» Instructions for the task: Looking at the data, count the lines where the word "network" occurs and answer with only the number.

» Records for this task:
☆ ☆ ☆ ☆ ☆ ☆ ☆
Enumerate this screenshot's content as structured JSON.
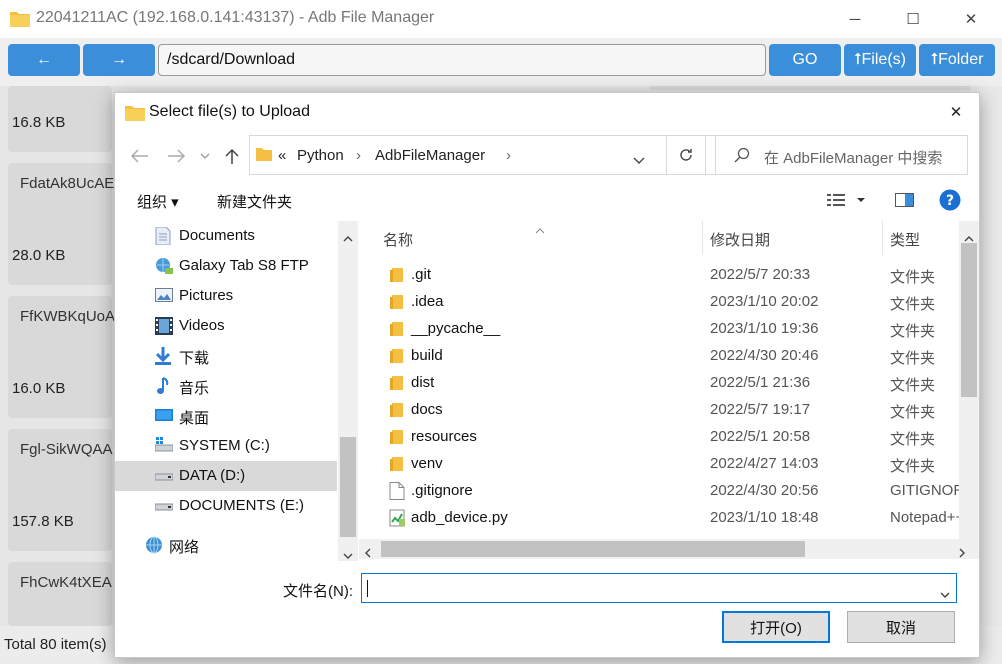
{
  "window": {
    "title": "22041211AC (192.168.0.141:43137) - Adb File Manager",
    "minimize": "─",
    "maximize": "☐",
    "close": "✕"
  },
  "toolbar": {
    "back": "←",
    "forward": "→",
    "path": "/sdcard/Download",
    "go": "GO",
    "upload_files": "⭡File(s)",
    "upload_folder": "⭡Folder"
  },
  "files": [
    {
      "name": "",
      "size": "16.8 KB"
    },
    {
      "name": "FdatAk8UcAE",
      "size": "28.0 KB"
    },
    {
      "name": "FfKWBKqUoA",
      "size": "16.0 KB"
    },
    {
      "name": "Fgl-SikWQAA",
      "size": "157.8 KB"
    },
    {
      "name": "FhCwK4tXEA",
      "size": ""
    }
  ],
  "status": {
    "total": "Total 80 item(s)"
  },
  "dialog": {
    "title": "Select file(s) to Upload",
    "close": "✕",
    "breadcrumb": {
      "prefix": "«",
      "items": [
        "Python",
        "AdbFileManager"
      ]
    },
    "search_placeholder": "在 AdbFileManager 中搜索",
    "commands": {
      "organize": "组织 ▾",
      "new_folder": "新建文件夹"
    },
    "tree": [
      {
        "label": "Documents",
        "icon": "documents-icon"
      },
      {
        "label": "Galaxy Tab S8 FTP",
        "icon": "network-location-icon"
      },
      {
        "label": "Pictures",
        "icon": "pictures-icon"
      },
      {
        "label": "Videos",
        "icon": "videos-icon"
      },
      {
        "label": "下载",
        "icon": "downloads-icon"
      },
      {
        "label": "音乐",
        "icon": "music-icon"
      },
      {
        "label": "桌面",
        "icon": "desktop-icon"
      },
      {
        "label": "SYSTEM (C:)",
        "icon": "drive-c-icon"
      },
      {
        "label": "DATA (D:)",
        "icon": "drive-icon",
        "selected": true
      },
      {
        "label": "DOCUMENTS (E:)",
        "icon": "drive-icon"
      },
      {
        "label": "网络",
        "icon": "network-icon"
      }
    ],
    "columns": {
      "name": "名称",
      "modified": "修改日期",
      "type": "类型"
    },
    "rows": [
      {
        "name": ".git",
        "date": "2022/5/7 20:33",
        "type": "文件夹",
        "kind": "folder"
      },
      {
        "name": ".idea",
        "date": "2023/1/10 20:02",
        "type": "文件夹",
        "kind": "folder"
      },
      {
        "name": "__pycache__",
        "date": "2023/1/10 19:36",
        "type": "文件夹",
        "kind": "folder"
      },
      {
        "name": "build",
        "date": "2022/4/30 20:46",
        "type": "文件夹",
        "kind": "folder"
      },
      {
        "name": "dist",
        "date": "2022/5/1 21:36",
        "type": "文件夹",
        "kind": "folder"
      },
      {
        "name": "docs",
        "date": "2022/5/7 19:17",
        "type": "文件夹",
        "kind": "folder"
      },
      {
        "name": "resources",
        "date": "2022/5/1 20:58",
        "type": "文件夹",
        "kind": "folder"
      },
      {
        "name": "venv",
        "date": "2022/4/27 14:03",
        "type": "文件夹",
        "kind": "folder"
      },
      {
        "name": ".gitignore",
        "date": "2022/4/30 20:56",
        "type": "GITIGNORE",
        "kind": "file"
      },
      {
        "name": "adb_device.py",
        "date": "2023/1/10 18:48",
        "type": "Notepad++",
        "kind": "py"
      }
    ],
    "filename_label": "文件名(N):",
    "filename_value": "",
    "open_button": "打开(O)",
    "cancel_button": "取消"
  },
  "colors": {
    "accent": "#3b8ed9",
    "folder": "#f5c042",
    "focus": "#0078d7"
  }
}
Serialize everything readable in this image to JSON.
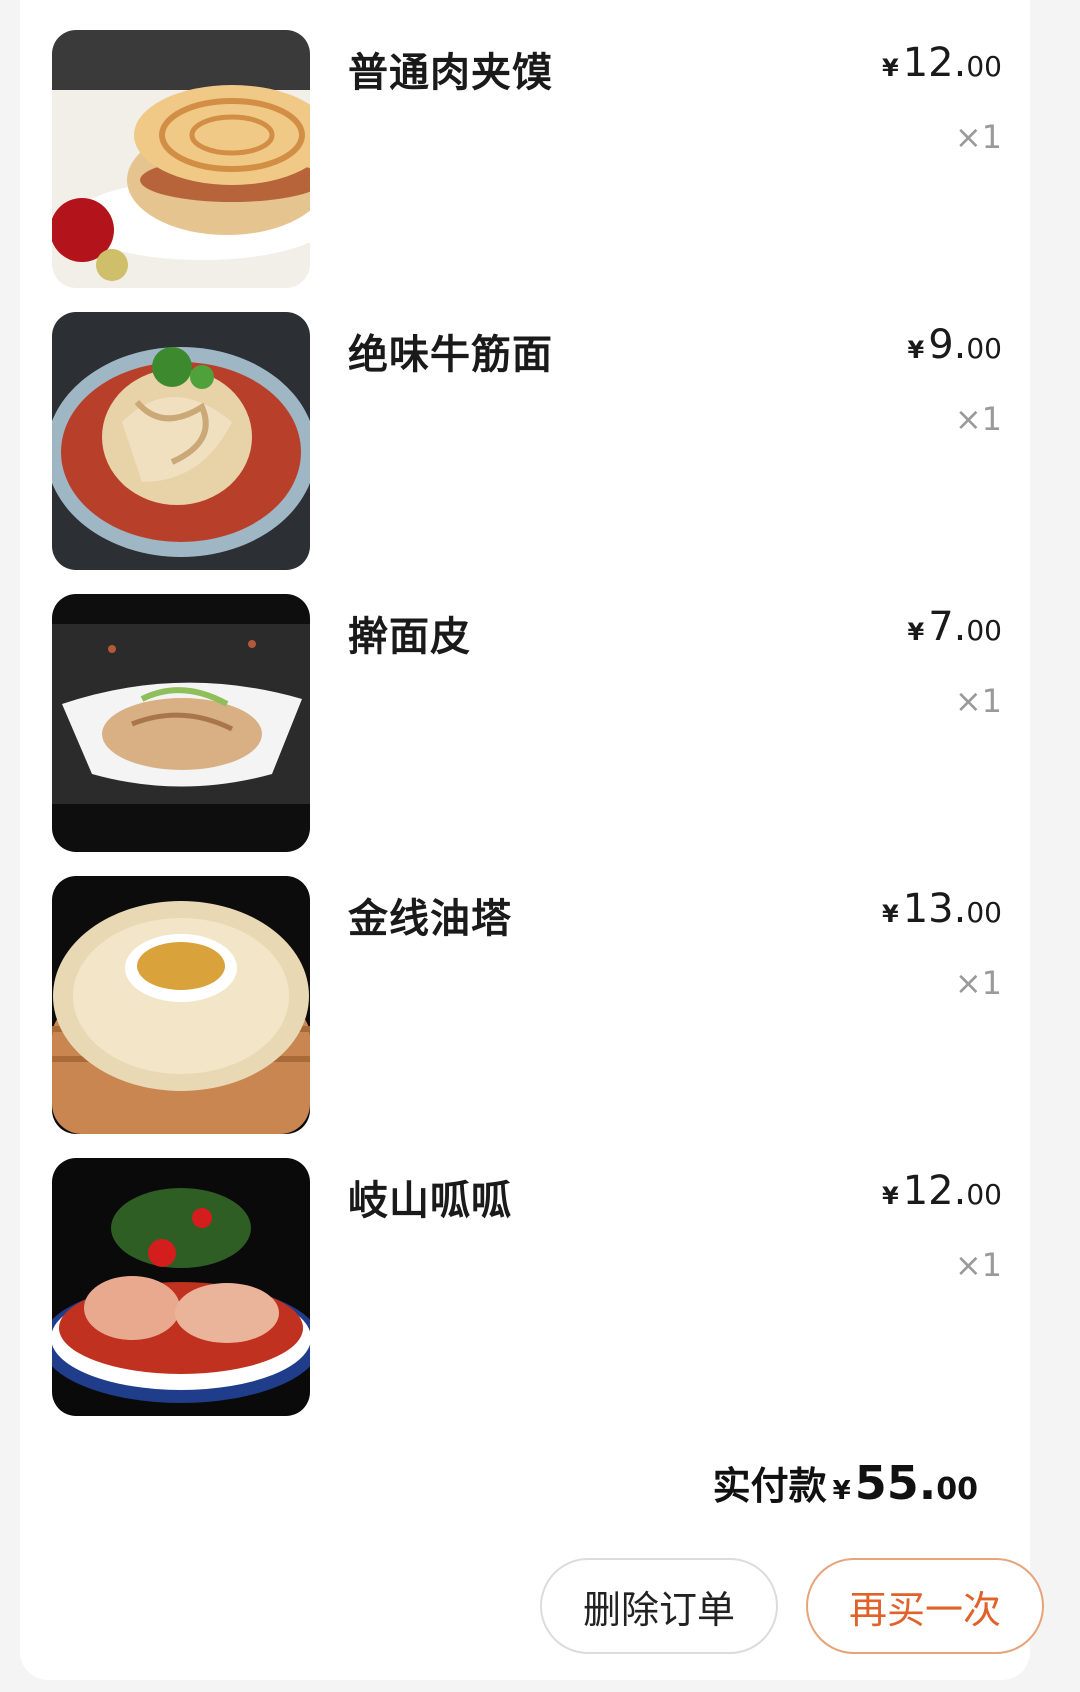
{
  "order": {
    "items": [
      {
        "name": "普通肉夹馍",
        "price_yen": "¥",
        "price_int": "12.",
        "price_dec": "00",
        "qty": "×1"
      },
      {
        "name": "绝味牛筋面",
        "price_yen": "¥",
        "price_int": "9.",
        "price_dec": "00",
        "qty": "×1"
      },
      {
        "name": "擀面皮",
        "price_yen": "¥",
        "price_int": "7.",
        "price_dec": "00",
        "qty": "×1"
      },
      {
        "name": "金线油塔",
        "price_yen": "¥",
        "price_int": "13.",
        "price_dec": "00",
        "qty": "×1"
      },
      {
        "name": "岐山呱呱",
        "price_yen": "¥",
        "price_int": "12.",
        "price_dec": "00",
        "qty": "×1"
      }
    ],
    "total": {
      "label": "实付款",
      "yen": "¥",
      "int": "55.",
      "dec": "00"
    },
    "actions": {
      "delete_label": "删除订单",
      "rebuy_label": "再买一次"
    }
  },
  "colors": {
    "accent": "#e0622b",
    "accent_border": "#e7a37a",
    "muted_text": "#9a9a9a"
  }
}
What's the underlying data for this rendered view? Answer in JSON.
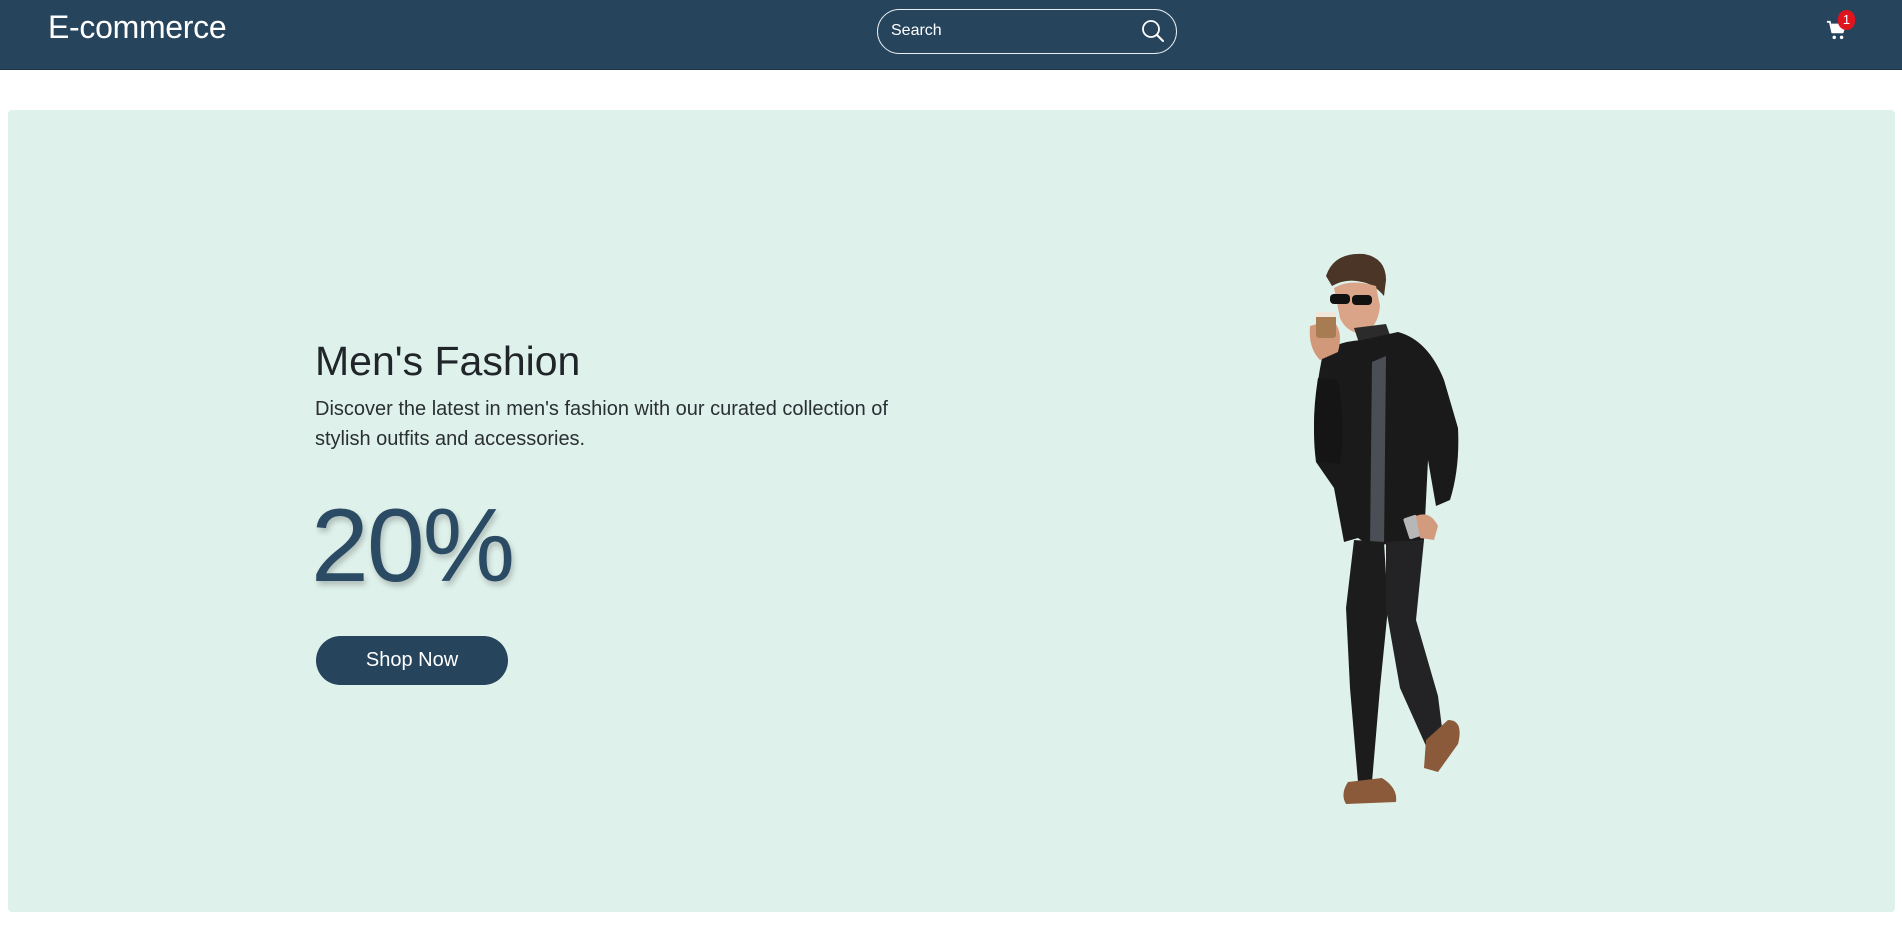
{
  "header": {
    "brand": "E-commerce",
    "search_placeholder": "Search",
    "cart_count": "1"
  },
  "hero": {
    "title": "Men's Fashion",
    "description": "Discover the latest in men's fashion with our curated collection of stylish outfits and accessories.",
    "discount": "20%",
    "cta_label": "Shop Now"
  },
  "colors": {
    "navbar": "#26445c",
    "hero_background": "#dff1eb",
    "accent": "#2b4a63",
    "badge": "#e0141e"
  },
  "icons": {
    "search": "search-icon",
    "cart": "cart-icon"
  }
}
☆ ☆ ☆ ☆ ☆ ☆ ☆
» Result of this exercise: 2